A side effect of this was that - because the characters would appear on screen in such massive sizes - the animation itself would have to be spotless. Small mistakes could easily be spotted. Because of this, the animators started to (slightly) change the Tom and Jerry drawing style. The lines became thicker, the characters simpler (but more enjoyable, IMHO) and the project became more unified.
Suddenly, in 1957, MGM decided to shut down their cartoon department without any notice. Over night, Hanna, Barbera, and the rest of the team were unemployed. The main reason for MGM doing this was because of the massive failure of cinema sales - largely due to the introduction of the television.
As a desperate measure, the team offered to make low-budget cartoons for television, but the MGM management thought this would be futile.
Downtrodden, the team made their own company, Ruff and Ready (later Hanna-Barbara) before the duo started doing other cartoons (The Flintstones and The Jetsons, among other things - see the node)
... Rebirth ... Sort of.
In the early 60s, people regained interest for cartoons, and MGM decided that Tom and Jerry deserved another shot. Gene Deitch was hired to make the cartoons. The production was moved to Prague in the Czech Republic to save money.
Although the production team had no previous experience with making Tom and Jerry, the animation was actually looking all right. Unfortunately, the music was shite, the sound effects were worse and the story lines were nothing short of horrible. If you have seen any of these cartoons (I have, sadly enough), you would recognize the characters' looks, but not their behaviours.
MGM were blamed for not giving a damn about the artistic value, and rather going for a quick buck, riding the wave of success that were the earlier Tom and Jerry cartoons.
... And again (ack)
In 1963, two ex-WB (Warner Bros) animators Chuck Jones (famous for lots of stuff, read the node) and Les Goldman are hired my MGM to get back on the case of Tom and Jerry. This is when Tom got bigger eyebrows etc to make it easier to give him facial expressions - Jerry got bigger ears and eyes to make him cuter. Any avid Tom and Jerry fan will tell you that this was probably the Jumping the Shark for Tom and Jerry.
The mid-60s version of Tom and Jerry was better than anything else that had happened for Tom and Jerry after Hanna & Barbara were excluded from the production. Still, Tom and Jerry never came anywhere near the success and charm of the early years.

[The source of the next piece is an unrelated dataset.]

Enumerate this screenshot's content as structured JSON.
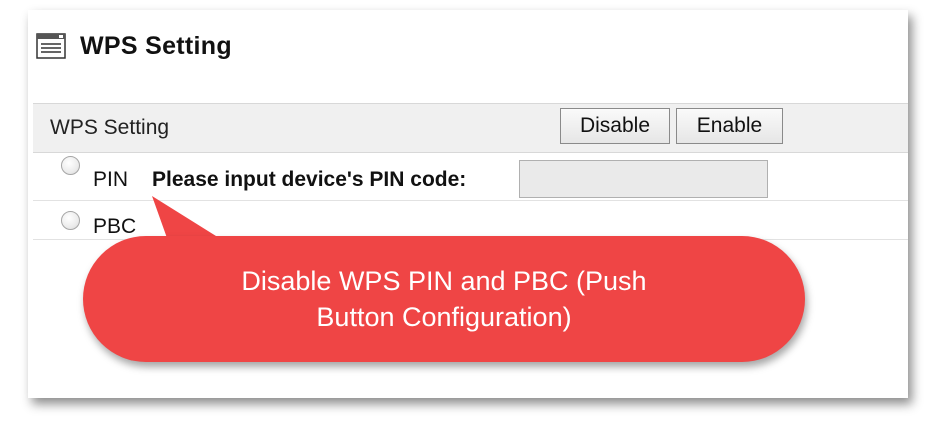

In 1967, after more than 34 cartoons, MGM decide that Chuck Jones' style (which was not at all the same violence and chases as the Hanna and Barbera cartoons had been) was incompatible with Tom and Jerry, and Jones was sacked. The Tom and Jerry project was halted.
... And again (noo!)
in 1975, a new Tom and Jerry series was started, this time with Hanna and Barbera in the drivers seat again. The series were made for Saturday morning television, and featured a brutal twist in the plot;
TV executives decided that the violence inherent in the early Tom and Jerry cartoons was too brutal for young audiences, and had Hanna and Barbera rewrite the series. The rewrite consisted of a twist in the plot: Tom and Jerry had really always been friends, they just pretended to dislike each other. In the new series, Tom and Jerry work together to solve mysteries. Needless to say, hardcore Tom and Jerry fans didn't like this much.
Tom and Jerry become even cuter
In 1989, the ultimate atrocity (in the eyes of fans of the original Tom and Jerry series) happens; Tom and Jerry Kids - featuring Tom and Jerry as children - is launched.
As a cartoon it is cute enough, but when considering its heritage, the whole cutesy-wutesy version of the early, raw and heroic duo makes me want to vomit.